From 1881-90 Stieglitz pursued engineering and photochemical studies in Berlin, worked with pictorialist photography and then went back to New York. First he worked in a photo business, but then in 1892 he started to write for The American Amateur Photographer and starting in 1897 for Camera Notes. Alfred Stieglitz wanted to bring about the establishment of photography in the canon of the visual arts. In 1902, he founded the "Photo-Secession" together with Steichen and Coburn.
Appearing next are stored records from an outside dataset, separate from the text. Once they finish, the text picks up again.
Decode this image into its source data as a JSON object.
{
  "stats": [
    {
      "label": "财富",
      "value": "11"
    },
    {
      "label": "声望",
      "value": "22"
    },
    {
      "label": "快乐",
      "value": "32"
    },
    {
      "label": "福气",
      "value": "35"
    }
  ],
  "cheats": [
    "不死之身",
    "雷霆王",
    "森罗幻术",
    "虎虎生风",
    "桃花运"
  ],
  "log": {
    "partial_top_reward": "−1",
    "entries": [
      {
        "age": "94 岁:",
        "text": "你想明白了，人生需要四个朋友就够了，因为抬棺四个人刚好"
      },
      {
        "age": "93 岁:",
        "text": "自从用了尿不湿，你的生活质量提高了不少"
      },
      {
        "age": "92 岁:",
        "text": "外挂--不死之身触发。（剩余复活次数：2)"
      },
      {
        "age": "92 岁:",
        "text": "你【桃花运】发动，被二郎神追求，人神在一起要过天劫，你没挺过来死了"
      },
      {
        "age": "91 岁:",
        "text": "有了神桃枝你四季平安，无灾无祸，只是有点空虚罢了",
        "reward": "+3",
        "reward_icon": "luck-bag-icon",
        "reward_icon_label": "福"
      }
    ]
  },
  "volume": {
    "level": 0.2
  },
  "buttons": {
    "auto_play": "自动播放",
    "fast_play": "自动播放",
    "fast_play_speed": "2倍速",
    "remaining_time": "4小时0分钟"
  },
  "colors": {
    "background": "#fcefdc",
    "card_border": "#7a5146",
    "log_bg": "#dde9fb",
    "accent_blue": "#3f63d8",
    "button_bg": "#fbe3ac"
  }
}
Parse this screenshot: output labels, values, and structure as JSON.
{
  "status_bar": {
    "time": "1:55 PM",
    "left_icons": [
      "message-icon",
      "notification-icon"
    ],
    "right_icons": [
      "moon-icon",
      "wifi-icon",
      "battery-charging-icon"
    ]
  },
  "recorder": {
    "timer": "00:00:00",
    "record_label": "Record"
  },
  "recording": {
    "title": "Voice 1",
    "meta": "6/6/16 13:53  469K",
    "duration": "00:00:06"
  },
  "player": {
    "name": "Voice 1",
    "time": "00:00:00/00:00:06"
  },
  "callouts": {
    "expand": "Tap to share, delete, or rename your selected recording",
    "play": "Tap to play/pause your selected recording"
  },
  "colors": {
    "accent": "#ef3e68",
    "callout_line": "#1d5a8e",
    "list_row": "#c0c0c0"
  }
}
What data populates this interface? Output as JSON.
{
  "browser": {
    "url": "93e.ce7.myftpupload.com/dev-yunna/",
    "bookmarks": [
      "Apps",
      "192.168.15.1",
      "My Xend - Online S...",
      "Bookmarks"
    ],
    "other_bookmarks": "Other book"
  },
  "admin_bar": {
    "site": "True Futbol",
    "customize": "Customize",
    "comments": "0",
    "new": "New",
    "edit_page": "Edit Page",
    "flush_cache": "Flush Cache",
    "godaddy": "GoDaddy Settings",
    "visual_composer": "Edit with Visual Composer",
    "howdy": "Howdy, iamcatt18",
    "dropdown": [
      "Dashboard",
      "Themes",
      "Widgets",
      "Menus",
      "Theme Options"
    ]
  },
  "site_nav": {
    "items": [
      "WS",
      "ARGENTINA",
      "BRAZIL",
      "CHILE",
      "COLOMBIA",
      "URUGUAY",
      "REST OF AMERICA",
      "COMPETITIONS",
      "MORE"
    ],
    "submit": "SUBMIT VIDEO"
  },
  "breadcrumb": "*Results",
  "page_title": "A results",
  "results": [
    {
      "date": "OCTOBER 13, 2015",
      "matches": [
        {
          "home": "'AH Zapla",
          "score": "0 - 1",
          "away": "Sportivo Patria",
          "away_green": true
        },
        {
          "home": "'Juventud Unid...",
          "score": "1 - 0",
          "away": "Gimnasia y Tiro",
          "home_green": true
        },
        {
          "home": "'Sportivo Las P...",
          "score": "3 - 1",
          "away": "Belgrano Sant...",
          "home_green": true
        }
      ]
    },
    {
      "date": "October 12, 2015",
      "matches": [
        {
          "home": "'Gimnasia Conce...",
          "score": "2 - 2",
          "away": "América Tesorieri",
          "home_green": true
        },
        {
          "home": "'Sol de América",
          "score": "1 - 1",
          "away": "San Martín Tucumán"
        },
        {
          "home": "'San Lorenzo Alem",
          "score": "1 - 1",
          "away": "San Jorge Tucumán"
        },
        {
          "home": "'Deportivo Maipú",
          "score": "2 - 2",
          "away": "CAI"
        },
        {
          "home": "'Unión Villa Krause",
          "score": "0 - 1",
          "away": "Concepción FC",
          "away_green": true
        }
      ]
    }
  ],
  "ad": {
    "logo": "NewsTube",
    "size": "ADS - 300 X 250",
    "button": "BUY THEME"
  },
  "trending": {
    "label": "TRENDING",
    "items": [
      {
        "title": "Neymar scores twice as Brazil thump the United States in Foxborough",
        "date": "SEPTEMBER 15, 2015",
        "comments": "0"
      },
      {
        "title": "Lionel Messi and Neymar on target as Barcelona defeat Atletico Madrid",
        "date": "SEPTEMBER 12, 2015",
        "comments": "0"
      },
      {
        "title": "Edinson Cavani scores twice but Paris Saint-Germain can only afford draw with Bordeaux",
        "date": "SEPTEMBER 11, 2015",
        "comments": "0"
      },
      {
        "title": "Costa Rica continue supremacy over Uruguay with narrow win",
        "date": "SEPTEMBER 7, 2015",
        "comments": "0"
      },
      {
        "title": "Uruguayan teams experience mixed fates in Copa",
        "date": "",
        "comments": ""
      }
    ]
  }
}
In 1903 he became editor of the photo journal "Camera Work", which became the platform for avant-garde photography. At the same time, the journal served as an exhibit catalog for the first private photo gallery in the US: Stieglitz opened "Gallery 291" in 1905 at 291 Fifth Avenue, which would serve as a forum for the ideas of young avantgardists. There he presented not only modern photographs (for example by Strand) but also historical photos (for example by Cameron) and paintings (for example by Braque, Picasso, and O' Keeffe).
Around 1915, Alfred Stieglitz turned away from pictorialism strictly and became a vehement representative of a new movement: "straight photography". Together with Strand, he called for a photographic art that was no longer ashamed of the specific idiosyncrasies of the medium, but rather utilized them purposefully, for "the blurriness of a gum bichromate print has, seen from an aesthetic standpoint, less value than a normal tin plate photograph".
In 1917 he ended his activities as a gallery owner and publisher, and devoted himself specifically to his own artistic work. In 1924 he married the painter Georgia O’Keeffe; Stieglitz’s intense portraits of her are counted among the most famous of his photographs. A further high point of his work was the series "Equivalents," which show cloud formations as carriers of meaning for psychological moods.
Alfred Stieglitz died on July 13, 1946 in New York. He once said that, in order to establish photography as an art in America, he had "done everything, except commit suicide".